HARRISBURG, Pa. (AP) — Pennsylvania Gov. Tom Wolf said Wednesday he will revamp how the state provides help to people who need to be protected and cared for by state agencies.
The Democratic governor signed an order setting up a 25-member group that has three months to propose changes that will improve services to what’s he’s calling “vulnerable populations.”
Wolf also set up the Office of Advocacy and Reform and will hire a child advocate for the new agency under his office.
He directed agencies to try to reduce the number of people living in institutional settings, to improve how referrals are made for inspector general investigations and to mine state data to identify problems more quickly.
Wolf said the need for change was highlighted by some high-profile cases, including harm to children and older people.
Among them was a Philadelphia Inquirer investigation that said students at Glen Mills School in Delaware County had been subjected to violent attacks from staffers, including broken bones and threats to place them in worse places. The state announced it was revoking the juvenile detention facility’s licenses in April.
Another incident prompting the changes was the death of 14-year-old Grace Packer, who was raped, tortured and murdered.

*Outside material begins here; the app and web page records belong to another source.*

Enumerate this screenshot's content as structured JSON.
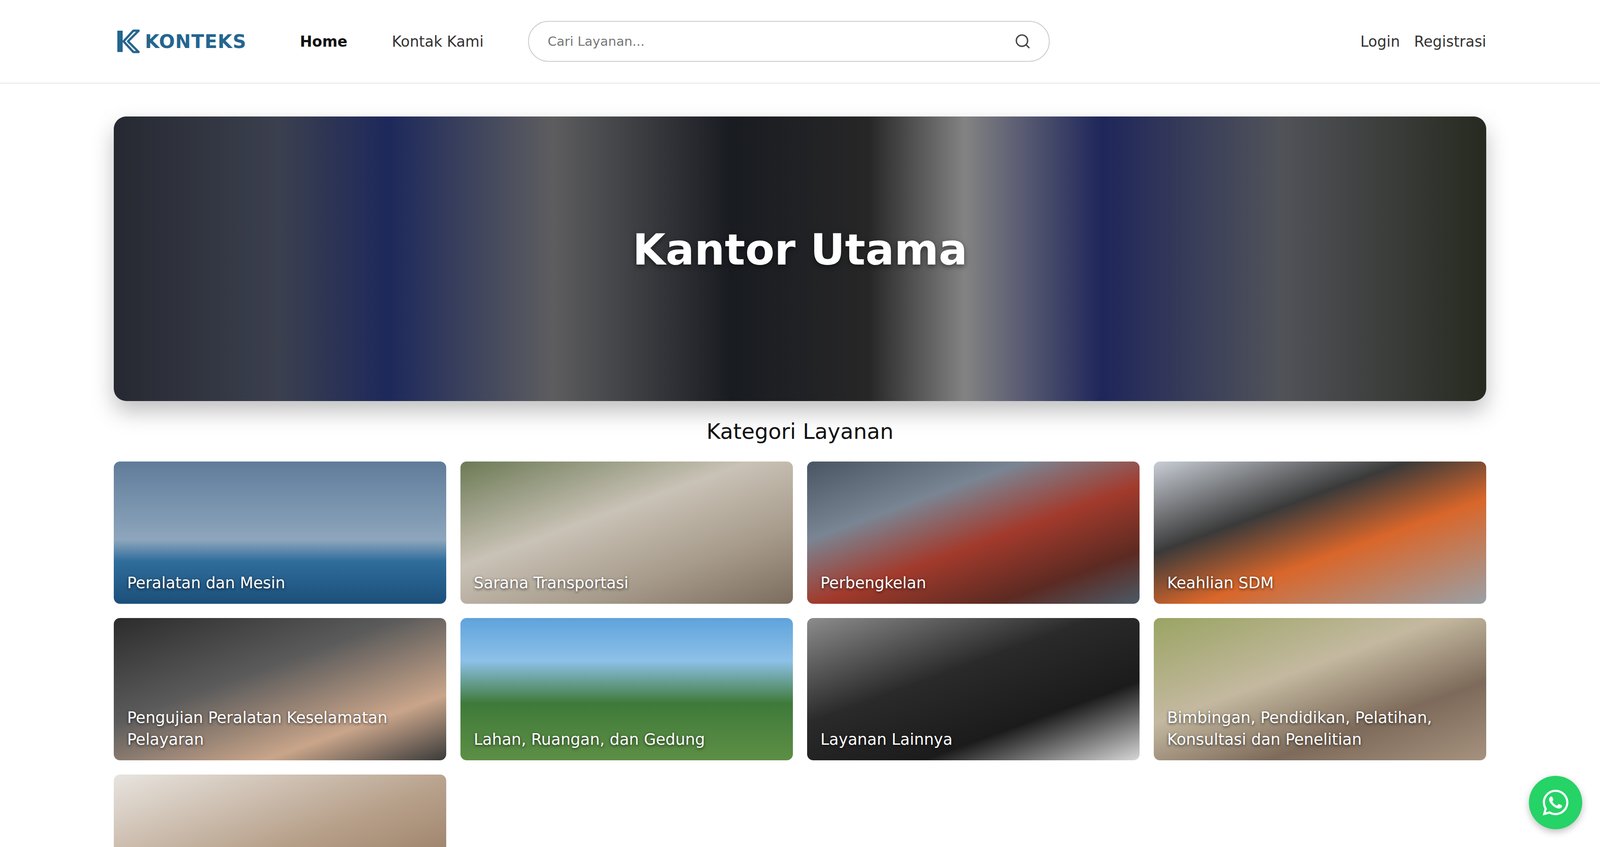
{
  "header": {
    "logo": "KONTEKS",
    "nav": [
      {
        "label": "Home",
        "selected": true
      },
      {
        "label": "Kontak Kami",
        "selected": false
      }
    ],
    "search": {
      "placeholder": "Cari Layanan..."
    },
    "auth": [
      "Login",
      "Registrasi"
    ]
  },
  "hero": {
    "title": "Kantor Utama"
  },
  "section": {
    "title": "Kategori Layanan"
  },
  "categories": [
    {
      "label": "Peralatan dan Mesin"
    },
    {
      "label": "Sarana Transportasi"
    },
    {
      "label": "Perbengkelan"
    },
    {
      "label": "Keahlian SDM"
    },
    {
      "label": "Pengujian Peralatan Keselamatan Pelayaran"
    },
    {
      "label": "Lahan, Ruangan, dan Gedung"
    },
    {
      "label": "Layanan Lainnya"
    },
    {
      "label": "Bimbingan, Pendidikan, Pelatihan, Konsultasi dan Penelitian"
    },
    {
      "label": ""
    }
  ]
}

Packer had extensive contact with the child welfare system before she was killed in a sweltering attic outside Philadelphia.
Wolf also cited cases of abuse against nursing home residents, people struggling to get mental health treatment and those with substance abuse problems who he said have been taken advantage of while seeking treatment.